Patients with type 2 diabetes need to make a paradigm shift, and their doctors and other health providers can help them, according to AICR nutrition consultant Karen Collins, presenting yesterday at the annual meeting of the American Association of Diabetes Educators.
Type 2 diabetes, heart disease and cancer form a “triad of disease” says Collins. These three diseases share many common risk factors such as obesity, inflammation and insulin resistance, so we can’t think of them in isolation. How patients manage these diseases through lifestyle changes can help each of these diseases and lower risk for all three.
For example, people with type 2 diabetes often focus only on blood sugar control as the way to manage their disease, but that singular focus may not always lead to better overall health. High levels of insulin seem to promote some cancers, so using more and more insulin to manage blood sugar may, in the long run, increase cancer risk.
There are a lot of health reasons we should expand the “apple a day” adage, such as for cancer prevention. A large study published last week now suggests that adding pears, blueberries and other fruits to your diet may also lower your risk of type 2 diabetes.
This study published in the American Journal of Clinical Nutrition looked at whether plant substances called dietary flavonoids link to risk of type 2 diabetes in adults. Their data came from 3 large U.S. studies, which together total about 200,000 participants followed for at least 2 decades..
Researchers looked at participants’ food questionnaires, completed every four years to determine how much of these different flavonoids they consumed. They found that the type called anthocyanins were associated with a lower risk of type 2 diabetes. Continue reading
Hot dogs have made headlines recently for increased cancer risk, now a large new study suggests consuming too many processed meats and red meat overall increases type 2 diabetes risk. But substituting a serving of nuts, whole grains, or low-fat dairy for a serving of red meat daily may lower that risk.
The study by Harvard researchers is one of the largest of its kind, strengthening earlier data on processed meat and increased type 2 diabetes risk. It was published online yesterday in the American Journal of Clinical Nutrition.
The study results on meat also mirror key findings related to colorectal cancer risk, adding to the evidence that many lifestyle habits for cancer prevention also prevent type 2 diabetes.

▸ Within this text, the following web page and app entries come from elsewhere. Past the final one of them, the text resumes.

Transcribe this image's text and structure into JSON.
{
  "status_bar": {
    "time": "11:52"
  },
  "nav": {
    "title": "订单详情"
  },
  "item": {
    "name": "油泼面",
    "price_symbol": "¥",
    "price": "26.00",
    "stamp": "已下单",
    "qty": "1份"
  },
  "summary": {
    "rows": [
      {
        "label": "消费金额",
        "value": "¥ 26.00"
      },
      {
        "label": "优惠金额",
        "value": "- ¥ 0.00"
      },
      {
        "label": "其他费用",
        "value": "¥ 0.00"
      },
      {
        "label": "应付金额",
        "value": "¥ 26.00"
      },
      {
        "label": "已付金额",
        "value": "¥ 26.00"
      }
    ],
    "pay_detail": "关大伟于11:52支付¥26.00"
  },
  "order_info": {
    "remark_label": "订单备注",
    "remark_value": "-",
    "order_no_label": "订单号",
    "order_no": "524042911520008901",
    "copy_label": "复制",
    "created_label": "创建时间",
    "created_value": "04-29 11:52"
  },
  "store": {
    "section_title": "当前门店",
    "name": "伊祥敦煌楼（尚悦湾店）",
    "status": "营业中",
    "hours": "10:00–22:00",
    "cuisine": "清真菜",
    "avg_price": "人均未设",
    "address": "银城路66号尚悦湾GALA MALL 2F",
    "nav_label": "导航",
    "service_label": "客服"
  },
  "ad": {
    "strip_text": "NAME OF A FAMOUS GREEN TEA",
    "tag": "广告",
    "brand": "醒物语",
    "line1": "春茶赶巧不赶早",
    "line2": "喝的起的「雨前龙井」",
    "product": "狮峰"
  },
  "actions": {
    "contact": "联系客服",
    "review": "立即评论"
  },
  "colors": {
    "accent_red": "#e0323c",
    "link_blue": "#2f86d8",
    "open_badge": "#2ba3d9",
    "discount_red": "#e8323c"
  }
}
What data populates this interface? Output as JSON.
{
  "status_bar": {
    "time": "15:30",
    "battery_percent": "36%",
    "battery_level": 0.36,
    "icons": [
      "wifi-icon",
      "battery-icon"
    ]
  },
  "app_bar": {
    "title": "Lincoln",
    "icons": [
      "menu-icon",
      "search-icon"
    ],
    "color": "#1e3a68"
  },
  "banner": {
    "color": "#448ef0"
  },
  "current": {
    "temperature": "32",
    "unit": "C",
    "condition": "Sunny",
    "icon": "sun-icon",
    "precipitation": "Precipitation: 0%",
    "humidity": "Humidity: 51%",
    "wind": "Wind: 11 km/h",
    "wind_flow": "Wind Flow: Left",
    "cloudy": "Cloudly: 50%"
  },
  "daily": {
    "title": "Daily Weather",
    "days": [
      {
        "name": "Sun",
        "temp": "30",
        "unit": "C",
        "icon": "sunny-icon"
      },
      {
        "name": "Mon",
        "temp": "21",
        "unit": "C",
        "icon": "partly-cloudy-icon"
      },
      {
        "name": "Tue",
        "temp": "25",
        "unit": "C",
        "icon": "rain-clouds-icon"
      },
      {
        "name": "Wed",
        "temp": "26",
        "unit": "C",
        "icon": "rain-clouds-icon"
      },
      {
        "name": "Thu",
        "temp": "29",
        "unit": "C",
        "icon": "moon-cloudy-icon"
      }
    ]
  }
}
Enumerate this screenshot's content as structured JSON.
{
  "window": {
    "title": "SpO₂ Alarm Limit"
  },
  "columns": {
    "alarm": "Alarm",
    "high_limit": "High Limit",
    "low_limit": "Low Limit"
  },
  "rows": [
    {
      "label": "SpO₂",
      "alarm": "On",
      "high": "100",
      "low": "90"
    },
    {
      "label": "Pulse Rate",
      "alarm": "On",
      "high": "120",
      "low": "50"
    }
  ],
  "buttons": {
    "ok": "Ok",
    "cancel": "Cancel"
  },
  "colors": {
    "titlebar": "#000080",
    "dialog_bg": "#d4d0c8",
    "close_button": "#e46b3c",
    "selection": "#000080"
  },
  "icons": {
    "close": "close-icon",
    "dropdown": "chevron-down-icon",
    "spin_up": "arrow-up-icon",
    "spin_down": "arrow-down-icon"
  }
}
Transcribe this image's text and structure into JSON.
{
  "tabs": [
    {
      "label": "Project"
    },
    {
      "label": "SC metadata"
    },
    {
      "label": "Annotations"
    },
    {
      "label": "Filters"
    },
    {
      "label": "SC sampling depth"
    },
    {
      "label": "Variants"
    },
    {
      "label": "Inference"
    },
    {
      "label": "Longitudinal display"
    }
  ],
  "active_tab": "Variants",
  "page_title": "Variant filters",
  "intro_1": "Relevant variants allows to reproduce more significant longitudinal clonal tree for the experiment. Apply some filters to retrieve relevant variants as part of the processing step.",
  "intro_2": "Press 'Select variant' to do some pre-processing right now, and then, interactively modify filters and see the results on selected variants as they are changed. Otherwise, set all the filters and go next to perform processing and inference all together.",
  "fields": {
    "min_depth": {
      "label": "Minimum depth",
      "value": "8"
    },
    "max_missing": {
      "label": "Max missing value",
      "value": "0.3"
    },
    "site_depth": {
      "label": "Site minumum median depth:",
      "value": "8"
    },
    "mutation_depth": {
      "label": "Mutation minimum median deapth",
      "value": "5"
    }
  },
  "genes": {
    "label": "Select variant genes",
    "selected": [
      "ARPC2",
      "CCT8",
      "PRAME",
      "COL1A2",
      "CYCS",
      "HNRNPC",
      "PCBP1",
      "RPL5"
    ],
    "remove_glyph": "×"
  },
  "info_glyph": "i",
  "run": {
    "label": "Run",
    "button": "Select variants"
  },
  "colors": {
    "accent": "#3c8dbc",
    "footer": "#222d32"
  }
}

In the Harvard study, researchers pulled data from approximately 200,000 diabetes-free health professionals who were participants of three different studies. At the study entry and every two years, participants filled out questionnaires about their diet and other lifestyle practices. One group was tracked for 20 years; a second group for 28 years; and the third for 14 years.